*What to work on:* Each line of the data that mentions the string "time" needs to be identified and copied.

[Records drawn from a dataset]
%%

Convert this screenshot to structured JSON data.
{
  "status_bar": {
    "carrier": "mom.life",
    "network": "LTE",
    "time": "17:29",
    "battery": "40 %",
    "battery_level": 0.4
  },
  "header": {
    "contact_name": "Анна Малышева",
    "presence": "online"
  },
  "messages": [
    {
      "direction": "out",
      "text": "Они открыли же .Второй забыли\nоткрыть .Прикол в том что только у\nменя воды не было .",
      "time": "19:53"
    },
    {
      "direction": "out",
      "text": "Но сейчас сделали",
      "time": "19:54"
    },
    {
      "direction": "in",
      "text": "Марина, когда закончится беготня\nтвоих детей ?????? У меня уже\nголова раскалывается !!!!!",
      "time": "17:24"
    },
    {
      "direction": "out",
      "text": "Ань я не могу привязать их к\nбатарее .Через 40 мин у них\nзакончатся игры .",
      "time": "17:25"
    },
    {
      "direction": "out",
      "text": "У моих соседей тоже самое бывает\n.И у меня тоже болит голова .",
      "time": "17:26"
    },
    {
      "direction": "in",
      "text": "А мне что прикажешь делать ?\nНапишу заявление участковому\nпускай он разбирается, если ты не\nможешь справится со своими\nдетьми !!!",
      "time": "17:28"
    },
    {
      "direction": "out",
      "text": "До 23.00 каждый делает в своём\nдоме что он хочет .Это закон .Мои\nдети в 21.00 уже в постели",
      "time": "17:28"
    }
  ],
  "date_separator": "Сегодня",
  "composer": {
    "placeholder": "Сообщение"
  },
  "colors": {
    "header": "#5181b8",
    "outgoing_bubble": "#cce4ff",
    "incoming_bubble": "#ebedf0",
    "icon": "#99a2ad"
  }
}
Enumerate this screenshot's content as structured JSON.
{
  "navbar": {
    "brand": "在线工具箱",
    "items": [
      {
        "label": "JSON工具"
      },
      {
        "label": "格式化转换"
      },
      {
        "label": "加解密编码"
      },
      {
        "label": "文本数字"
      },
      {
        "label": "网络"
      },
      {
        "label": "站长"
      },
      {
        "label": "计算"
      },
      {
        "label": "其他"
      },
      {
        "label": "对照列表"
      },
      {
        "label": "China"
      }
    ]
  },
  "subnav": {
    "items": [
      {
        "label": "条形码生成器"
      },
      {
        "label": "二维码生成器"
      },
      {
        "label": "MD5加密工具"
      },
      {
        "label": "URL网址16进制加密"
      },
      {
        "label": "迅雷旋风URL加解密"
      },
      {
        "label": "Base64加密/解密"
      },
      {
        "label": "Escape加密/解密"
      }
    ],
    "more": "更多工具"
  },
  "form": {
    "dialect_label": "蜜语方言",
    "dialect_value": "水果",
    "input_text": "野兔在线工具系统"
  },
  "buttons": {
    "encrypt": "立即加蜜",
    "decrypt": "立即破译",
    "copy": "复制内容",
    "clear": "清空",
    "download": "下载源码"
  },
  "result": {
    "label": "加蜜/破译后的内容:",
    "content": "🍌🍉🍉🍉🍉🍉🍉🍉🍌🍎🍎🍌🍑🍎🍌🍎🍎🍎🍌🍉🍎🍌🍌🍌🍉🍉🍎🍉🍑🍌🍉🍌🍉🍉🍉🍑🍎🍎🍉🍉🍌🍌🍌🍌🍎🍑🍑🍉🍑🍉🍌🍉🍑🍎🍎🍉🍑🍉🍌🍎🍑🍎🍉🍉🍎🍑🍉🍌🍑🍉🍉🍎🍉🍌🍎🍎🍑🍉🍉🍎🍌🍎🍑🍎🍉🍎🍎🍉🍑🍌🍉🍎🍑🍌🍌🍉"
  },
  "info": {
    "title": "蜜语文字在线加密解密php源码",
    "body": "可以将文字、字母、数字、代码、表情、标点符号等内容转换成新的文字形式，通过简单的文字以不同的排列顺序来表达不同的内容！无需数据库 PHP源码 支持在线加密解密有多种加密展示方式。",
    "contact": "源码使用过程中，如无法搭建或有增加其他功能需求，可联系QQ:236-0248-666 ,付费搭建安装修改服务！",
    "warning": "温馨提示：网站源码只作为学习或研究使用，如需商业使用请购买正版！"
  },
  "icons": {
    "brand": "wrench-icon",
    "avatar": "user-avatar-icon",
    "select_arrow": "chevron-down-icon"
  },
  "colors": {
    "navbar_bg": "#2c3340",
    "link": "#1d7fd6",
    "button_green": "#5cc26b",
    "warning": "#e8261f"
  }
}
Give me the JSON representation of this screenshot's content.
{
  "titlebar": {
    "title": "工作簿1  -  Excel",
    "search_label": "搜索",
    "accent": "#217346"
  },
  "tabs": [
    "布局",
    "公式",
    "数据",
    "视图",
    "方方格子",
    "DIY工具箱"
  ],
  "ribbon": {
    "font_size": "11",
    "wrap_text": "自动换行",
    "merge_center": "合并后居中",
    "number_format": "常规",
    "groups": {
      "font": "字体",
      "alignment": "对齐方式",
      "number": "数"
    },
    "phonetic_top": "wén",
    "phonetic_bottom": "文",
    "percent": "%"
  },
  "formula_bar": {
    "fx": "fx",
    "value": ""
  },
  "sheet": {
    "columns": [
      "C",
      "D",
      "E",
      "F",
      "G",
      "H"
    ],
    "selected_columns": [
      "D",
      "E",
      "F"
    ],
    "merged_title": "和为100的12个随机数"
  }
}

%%

*Exercise solution:*
    "time": "17:29",
      "time": "19:53"
      "time": "19:54"
      "time": "17:24"
      "time": "17:25"
      "time": "17:26"
      "time": "17:28"
      "time": "17:28"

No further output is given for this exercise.